Fortunately, his son listened, but you could tell he didn’t understand. Thinking his dad didn’t want him by his side, he sadly hung his head, closed his eyes, and started to cry very hard. As soon as the car passed, his dad ran to his side, picking him up, holding him close and doing his best to comfort him.
As I looked into the father’s eyes, I could see his hurt, knowing his son didn’t understand his stern voice or the danger that was just avoided. He didn’t want his son to misunderstand his motives, but that stern warning indeed saved his life.
Sometimes when we feel convicted, God, like this father, is lovingly protecting and redirecting our lives. You see, these feelings of conviction that I’ve been dealing with are rooted in God’s love for me. They are gently calling me to examine the current path I’m taking and directing me to a better place in my life – one that is filled with greater peace, joy, and contentment.
Have you felt any conviction lately in your own life? Is God trying to get your attention – shedding light on behaviors, thoughts, and decisions that are outside of his good and perfect will for your life? Like the little boy at the shopping center, are you confused and hurt – misjudging God’s motives in the process?
Conviction is indeed a symbol of God’s intervention and loving guidance in our lives. Like the father at the shopping center, God connects with our hurts, understands our struggles, and will give us the strength and courage we need to face the underlying source of our conviction.
The Self-Defeat and Personal Destruction of Condemnation
Whenever conviction is accompanied by feeling unfit, worthless and despicable, you can rest assured it has crossed that fine line toward condemnation. Condemnation is NOT from the Lord. It conflicts with the basic nature of God’s relationship with us.
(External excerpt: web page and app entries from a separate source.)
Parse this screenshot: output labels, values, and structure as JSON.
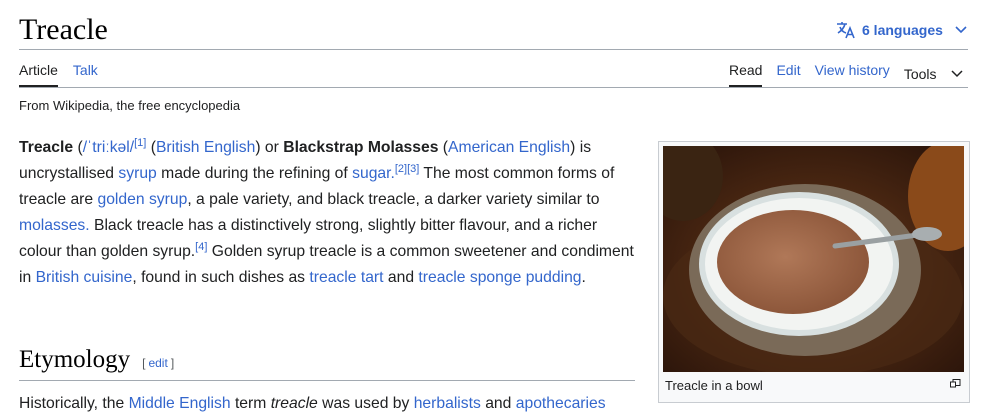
{
  "article": {
    "title": "Treacle",
    "languages_label": "6 languages",
    "tagline": "From Wikipedia, the free encyclopedia"
  },
  "tabs_left": [
    "Article",
    "Talk"
  ],
  "tabs_right": [
    "Read",
    "Edit",
    "View history"
  ],
  "tools_label": "Tools",
  "lead": {
    "t1": "Treacle",
    "ipa_open": " (",
    "ipa": "/ˈtriːkəl/",
    "ref1": "[1]",
    "t2": " (",
    "british_english": "British English",
    "t3": ") or ",
    "blackstrap": "Blackstrap Molasses",
    "t4": " (",
    "american_english": "American English",
    "t5": ") is uncrystallised ",
    "syrup": "syrup",
    "t6": " made during the refining of ",
    "sugar": "sugar.",
    "ref2": "[2]",
    "ref3": "[3]",
    "t7": " The most common forms of treacle are ",
    "golden_syrup": "golden syrup",
    "t8": ", a pale variety, and black treacle, a darker variety similar to ",
    "molasses": "molasses.",
    "t9": " Black treacle has a distinctively strong, slightly bitter flavour, and a richer colour than golden syrup.",
    "ref4": "[4]",
    "t10": " Golden syrup treacle is a common sweetener and condiment in ",
    "british_cuisine": "British cuisine",
    "t11": ", found in such dishes as ",
    "treacle_tart": "treacle tart",
    "t12": " and ",
    "treacle_sponge": "treacle sponge pudding",
    "t13": "."
  },
  "infobox": {
    "caption": "Treacle in a bowl"
  },
  "etymology": {
    "heading": "Etymology",
    "edit_open": "[",
    "edit_label": "edit",
    "edit_close": "]",
    "p1": "Historically, the ",
    "middle_english": "Middle English",
    "p2": " term ",
    "treacle_italic": "treacle",
    "p3": " was used by ",
    "herbalists": "herbalists",
    "p4": " and ",
    "apothecaries": "apothecaries"
  },
  "icons": {
    "language": "translate-icon",
    "chevron": "chevron-down-icon",
    "magnify": "magnify-icon"
  },
  "colors": {
    "link": "#3366cc",
    "text": "#202122",
    "rule": "#a2a9b1"
  }
}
“For God did not send his Son into the world to condemn the world, but to save the world through him.” – John 3:17
“Therefore, there is now no condemnation for those who are in Christ Jesus, because through Christ the law of the Spirit of life set us free from the law of sin and death.” – Romans 8: 1-2
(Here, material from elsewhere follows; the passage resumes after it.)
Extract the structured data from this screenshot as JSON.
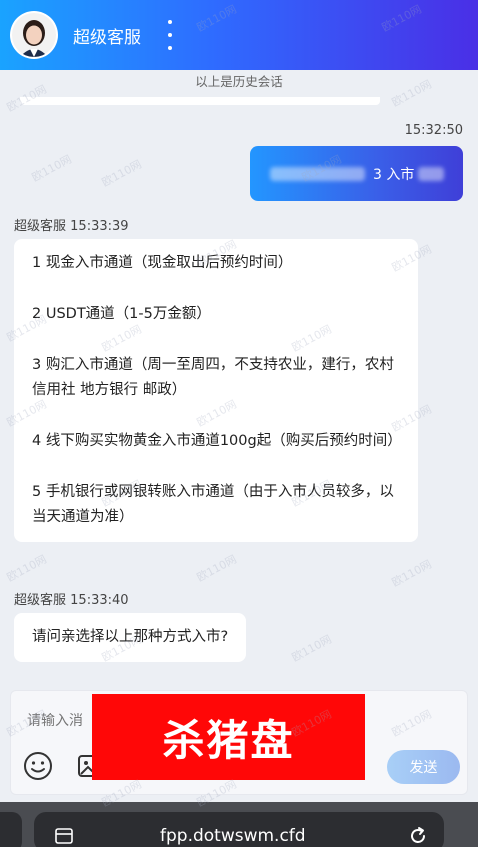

Think back to that father and son in the shopping center parking lot. What if the father would have harshly scolded his son, pointing out his careless stupidity and aggressively punishing him on the spot for his lack of awareness? What if he told him he could never come with him again to the shopping center? Would it have crossed the line from conviction to condemnation and personal destruction?
The feelings I had in the past to abandon my writing, focusing on my failures and unworthiness, were centered in self-defeat and condemnation. Evil is the source of all condemnation – seeking to destroy our hope and causing us to view our failures as terminal and irreversible.
Are there currently any aspects of your life where you feel condemned or unworthy? Have past failures and mistakes undermined your self-esteem, causing you to lose all hope for your future?
If you have, I hope like me you begin to recognize condemnation for what it truly is: A tool used to defeat and destroy you – distracting you from God’s grace and mercy in the midst of any personal failure you encounter.
When I think about the father’s reaction to his son’s cries, how he ran to him, embracing him when he mistakenly felt rejected and unlovable, it reminded me of God’s reaction to our feelings of condemnation.
Like this father, God sees our heart, understands our humanity, and runs to comfort us 🙂 He knows that through Christ and the cross, we no longer need to feel condemnation when we make mistakes or fail in any way.
I pray that you join me this week in contemplating areas of your life where God is convicting you – calling you into a deeper relationship with Him and toward a life filled with an abundance of peace and happiness. As well, I pray that you reject any feelings of condemnation – realizing they are not of God and far from His plans and desires for you.
May God bless you today and always!